In these situations, when heavily litigated companies do battle with a largely uneducated, working class population with little experience in the legal world, the result is almost inevitably in favour of the big corporations

This conflict could have turned out the same way if it hadn’t been for the role played by Father Arana, a well educated priest who became the spiritual leader of this particular group of Peruvian protesters. By employing non-violent protest methods in the form of a roadblock, the humble priest mediated a decision that effectively brought the mining corporation to its knees.

Father Marco becomes a hero and his praises are sung nationwide. This is where the story really begins.

When director Stephanie Boyd, who attended the University of Toronto, journeyed to Peru she intended to film the conflict between big mining and local indigenous people. She had no idea that she would become part of something much more sinister.

In the aftermath of the blockade Arana and other key activists, including Boyd, start to receive threats and discover that they are being followed and filmed in what turns out to be a full-fledged spy ring seeking to undermine the anti-mining movement led by Arana.

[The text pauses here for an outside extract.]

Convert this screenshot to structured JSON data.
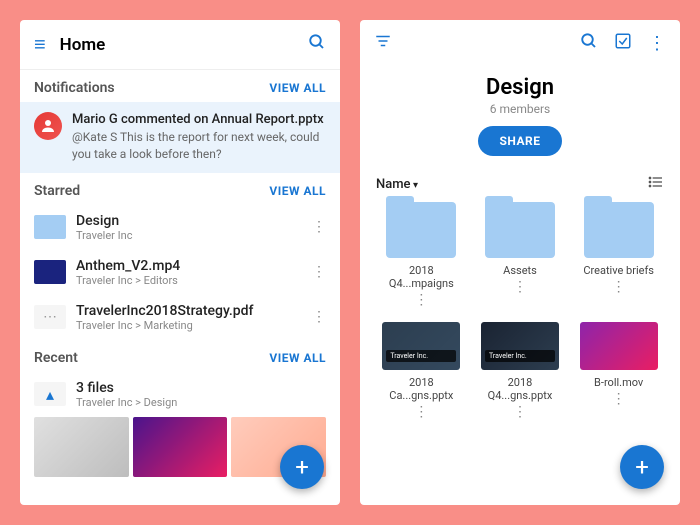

What make the film particularly appealing is how well documented it is. The footage is extensive and tells the tale without excessive narration. Boyd stumbled upon a story that became bigger as the camera was rolling. The uncertain events unfold before the camera’s lens, making the real time drama and suspense palpable.

'Sounds Like a Revolution'

“What’s so dangerous about a song?” is the opening statement in this documentary about the social and political music permeating the American underground. The film, directed by Summer Love and Jane Michener, seeks to answer that question.

“Sounds Like a Revolution” looks at the underground and somewhat mainstream acts that use music as their weapon of choice in the current economic and political climate.

Harkening back to the 1960s when politically charged music was receiving radio play and major label backing, revolutionary music has been part of the American musical landscape for decades. In the 60s it was accepted and expected, in the 70s and 80s it was not as prevalent but still part of the musical consciousness.

But in the 90’s and into the 21st century protest music collided with a tense political climate that climaxed with the Iraq war. The once accepted political music was suddenly silenced and oppressed. Major labels pulled their contracts from outspoken bands and radio stations were directed to play—or more significantly not to play—certain songs.

In recent memory, the Dixie Chicks received a massive backlash when they openly criticized then-President George W. Bush. The response was swift and the Dixie Chicks found themselves in a heated debate over free speech.

The artists in the documentary clearly see themselves as patriots who are fronting a revolutionary movement that is vitally important to the survival of American ideals. Those who have chosen to express their views have had to endure a career without major label backing, promotion or radio play.

Artists such as Michael Franti, Paris, NOFX, and Anti-Flag are featured in the film, with each voicing particular political concerns through their music.

Perhaps the most prominent and broad minded artist featured is Michael Franti, whose mix of reggae- and dance hall-infused music combined with political lyrics invites comparisons to Bob Marley. Rather than be judge or jury, Franti takes the high road and encourages people to educate themselves. His genuine understanding of the humanity behind the issues is apparent when he visits war torn Iraq and the Gaza strip armed with a guitar that he played for Muslims, Jews, and American soldiers alike.

As the issue of corporate and political influence over major labels and radio stations is explored, it becomes clear that these artists are left out of the mainstream because the airplay decision makers want it that way.

The film features plenty of live concert footage and political action which makes it entertaining to watch and the message easy to digest.

Ryan Moffatt
Ryan Moffatt is a journalist based in Vancouver.